For the answer to this question, let’s turn our attention to John Almarode, Assistant Professor at James Madison University and author of the book Captivate, Activate, and Invigorate the Student Brain in Science and Math, Grades 6-12. One of Almarode’s basic premises is that “if you are going to engage students, you have to start by engaging their brains.” And how does one engage students?

Almarode’s believes that the one of the simplest and most proficient methods to engage students is to make the material being presented behavioral relevance given he writes that “Our brain wants immediate behavioral relevance.”

In support of this statement, he cites the neuroscientific research centering on acetylcholine, a neurotransmitter, that is one of the most important brain chemicals involved in learning (cortical imprinting) and essential for memory formation.

Acetylcholine is produced in the nucleus basalis, a region in the middle of the brain. “The nucleus basalis becomes very active when something is judged to be behaviorally relevant. When the nucleus basalis is activated, this collection of neurons triggers the release of an abundance of acetylcholine. Therefore, when something is deemed to be behaviorally relevant, a neurophysiological chain of events is set into motion that actually increases the formation of memories associated with the behaviorally relevant event,” Almarode submits. In short, the spotlight attention system helps the brain focus on events that are behaviorally relevant causing acetylcholine to be produced.

Lincoln penny

In the penny example, since it was not behaviorally relevant, the profile of Lincoln was never fully learned in spite of handling pennies thousands of times over the years. However, once the “spotlight” system was activated the details of the penny became obvious and it quickly committed to memory.

The reason many people initially miss the gorilla as they view the video is because the floodlight attention system is activated. But afterwards, when asked if they saw the gorilla in the video, it quickly became behaviorally relevant and the spotlight system is activated.

Both examples reinforce Almarode’s basic premise of “if you are going to engage students, you have to start by engaging their brains.” The Gorilla video and the Lincoln penny example underscore the importance of behavioral relevance resulting in brain engagement and the use of the spotlight attention system leading to the neurochemical reaction involving acetylcholine that ensures learning (cortical imprinting).

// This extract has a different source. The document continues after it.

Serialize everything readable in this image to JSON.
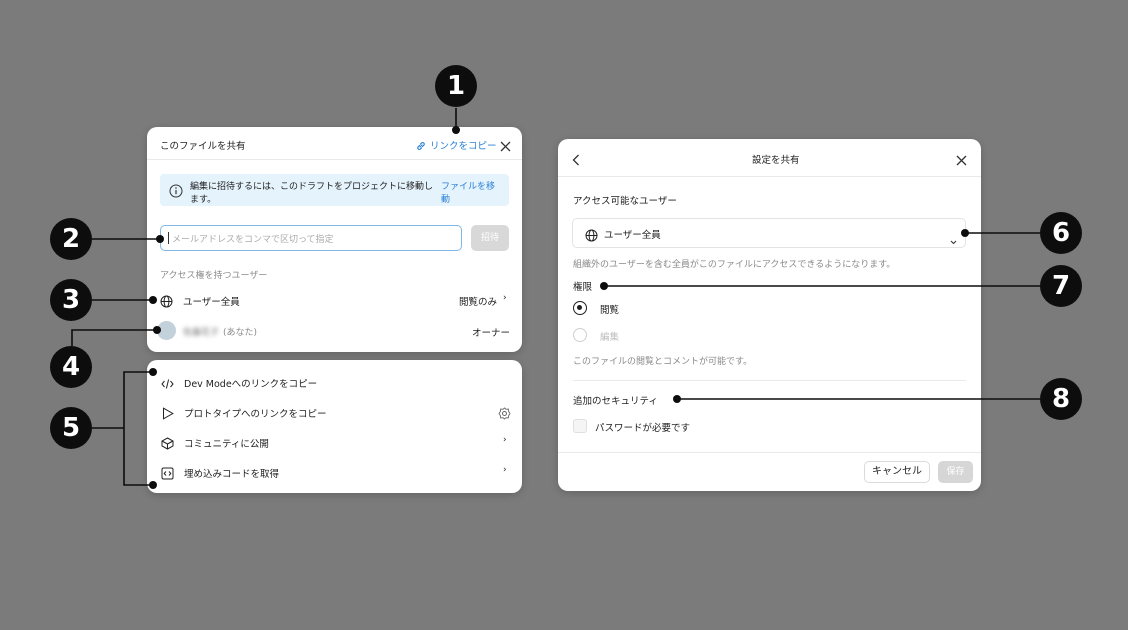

I would like to wish all of my readers in the United States a very peaceful Thanksgiving, celebrated with close friends and family in an atmosphere that reminds us of all the things for which we are grateful.


Read April's Ed Tip to understand how using video game design principles will improve instruction.  Moreover, educators should not view video games as the enemy of education, but rather a model for best teaching practices. When educators design instructional strategies, they must keep in mind the principles of video games, namely achievable challenge, and the role of dopamine in education.